(1885–1963), rabbi and Zionist leader. Born in Łódź, Shemu’el Yom Tov ha-Levi Brodt studied at a Hasidic yeshiva, and was elected in 1907 to be the rabbi of Brisk Dekuyave (Pol., Brześć Kujawski). Prior to World War I, Brodt was the rabbi of Lipno. He joined the ranks of Mizraḥi at the end of the war, and called on it to strengthen its role in Polish political life as well as to organize immigration to Palestine.

In 1919, Brodt campaigned for democratization in Polish Jewish communities; among the issues he promoted was women’s suffrage. In 1922, he applied for the rabbinical position in the city of Tomaszów Mazowiecki and was met with harsh opposition by Agudas Yisroel, which supported David Bornstein (1876–1943), later the admor (Hasidic leader) of Sochaczew. The four rounds of elections involved harsh confrontations between Zionists and Mizraḥi, on the one hand, and Agudas Yisroel, on the other, who alternately approached Polish authorities to annul the results. In the end, Brodt won the position (in 1928), but throughout the entire period of his service, which ended in 1936, he was forced to cope with attacks by his opponents.

The bitter confrontation did not prevent Brodt from taking part in activities of the Agudat ha-Rabanim (Association of Rabbis) in Poland, and from serving as a member of its executive. He was a deputy in the Polish Sejm (parliament) from 1922 to 1930, and represented Koło, the Jewish parliamentary faction, on the Committee for Military Affairs between 1928 and 1930; he had little impact on parliamentary activity, however.

In 1931, Brodt was appointed president of Mizraḥi in Poland in place of Yehoshu‘a Heshel Farbstein. As a result of the friction he experienced in Tomaszów Mazowiecki, and because of financial hardships, Brodt left Poland in 1936 to become the rabbi of Antwerp. In 1941 he moved to the United States, where he served as a rabbi in New York, and in 1951 he immigrated to Israel, where he was a rabbinical court judge.
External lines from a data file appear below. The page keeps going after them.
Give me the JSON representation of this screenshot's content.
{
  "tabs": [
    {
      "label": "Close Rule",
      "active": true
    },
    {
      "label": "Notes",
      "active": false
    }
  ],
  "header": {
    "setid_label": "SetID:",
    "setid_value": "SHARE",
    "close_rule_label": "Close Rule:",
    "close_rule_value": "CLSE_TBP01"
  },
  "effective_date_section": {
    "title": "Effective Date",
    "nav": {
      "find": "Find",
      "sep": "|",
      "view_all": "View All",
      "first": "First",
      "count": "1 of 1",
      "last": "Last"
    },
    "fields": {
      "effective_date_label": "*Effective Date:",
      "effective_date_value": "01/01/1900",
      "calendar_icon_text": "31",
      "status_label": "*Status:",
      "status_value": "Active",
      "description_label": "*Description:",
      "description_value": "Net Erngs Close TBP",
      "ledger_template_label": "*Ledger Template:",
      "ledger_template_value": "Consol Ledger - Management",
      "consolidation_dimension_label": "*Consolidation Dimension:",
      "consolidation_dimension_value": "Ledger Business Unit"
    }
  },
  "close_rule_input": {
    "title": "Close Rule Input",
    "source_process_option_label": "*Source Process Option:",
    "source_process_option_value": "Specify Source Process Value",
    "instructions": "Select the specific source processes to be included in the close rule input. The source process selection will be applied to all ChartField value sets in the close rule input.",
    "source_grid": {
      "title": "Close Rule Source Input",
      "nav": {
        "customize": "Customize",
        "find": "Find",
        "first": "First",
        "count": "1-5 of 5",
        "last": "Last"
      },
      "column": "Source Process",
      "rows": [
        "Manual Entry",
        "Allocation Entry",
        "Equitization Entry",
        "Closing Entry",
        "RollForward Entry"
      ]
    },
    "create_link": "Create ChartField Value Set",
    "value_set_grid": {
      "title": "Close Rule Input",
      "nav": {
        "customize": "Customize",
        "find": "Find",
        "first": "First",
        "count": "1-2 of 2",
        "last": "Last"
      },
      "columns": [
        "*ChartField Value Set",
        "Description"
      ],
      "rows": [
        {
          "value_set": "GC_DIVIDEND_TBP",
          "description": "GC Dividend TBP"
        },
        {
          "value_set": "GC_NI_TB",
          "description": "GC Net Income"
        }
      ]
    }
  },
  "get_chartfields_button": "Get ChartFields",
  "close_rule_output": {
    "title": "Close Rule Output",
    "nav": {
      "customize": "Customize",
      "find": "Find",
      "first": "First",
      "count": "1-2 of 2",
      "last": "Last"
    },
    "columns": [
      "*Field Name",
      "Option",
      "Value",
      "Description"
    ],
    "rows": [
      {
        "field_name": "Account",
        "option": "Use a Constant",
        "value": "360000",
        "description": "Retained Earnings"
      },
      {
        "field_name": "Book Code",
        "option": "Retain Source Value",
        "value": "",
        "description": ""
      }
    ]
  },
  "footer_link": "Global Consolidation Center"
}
Brodt wrote numerous essays that appeared in the Jewish press in Poland, as well as a book, Tsionistishe problemen (Zionist Issues; 1935), that focused on the importance of the middle class in the Zionist movement. His writings supported Jewish settlement in Transjordan, and dealt with relationships between religion and state. After his death, some of his writings were collected in the text Sugyot be-Kodashim (Topics in the Mishnaic Order of “Holy Things”; 1969).

Suggested Reading

Asaf Kaniel, “Ha-Mizraḥi be-Polin ben shete milḥamot ha-‘olam” (Ph.D. diss., Bar Ilan University, 2004); Yizḥak Raphael, ed., Entsiklopedyah shel ha-Tsiyonut ha-datit, vol. 6, cols. 191–195 (Jerusalem, 2001); Abraham Wein, ed., “Lipno,” in Pinkas ha-kehilot: Polin, vol. 4, V’arshah veha-Galil, pp. 262–263 (Jerusalem, 1989).



Translated from Hebrew by Carrie Friedman-Cohen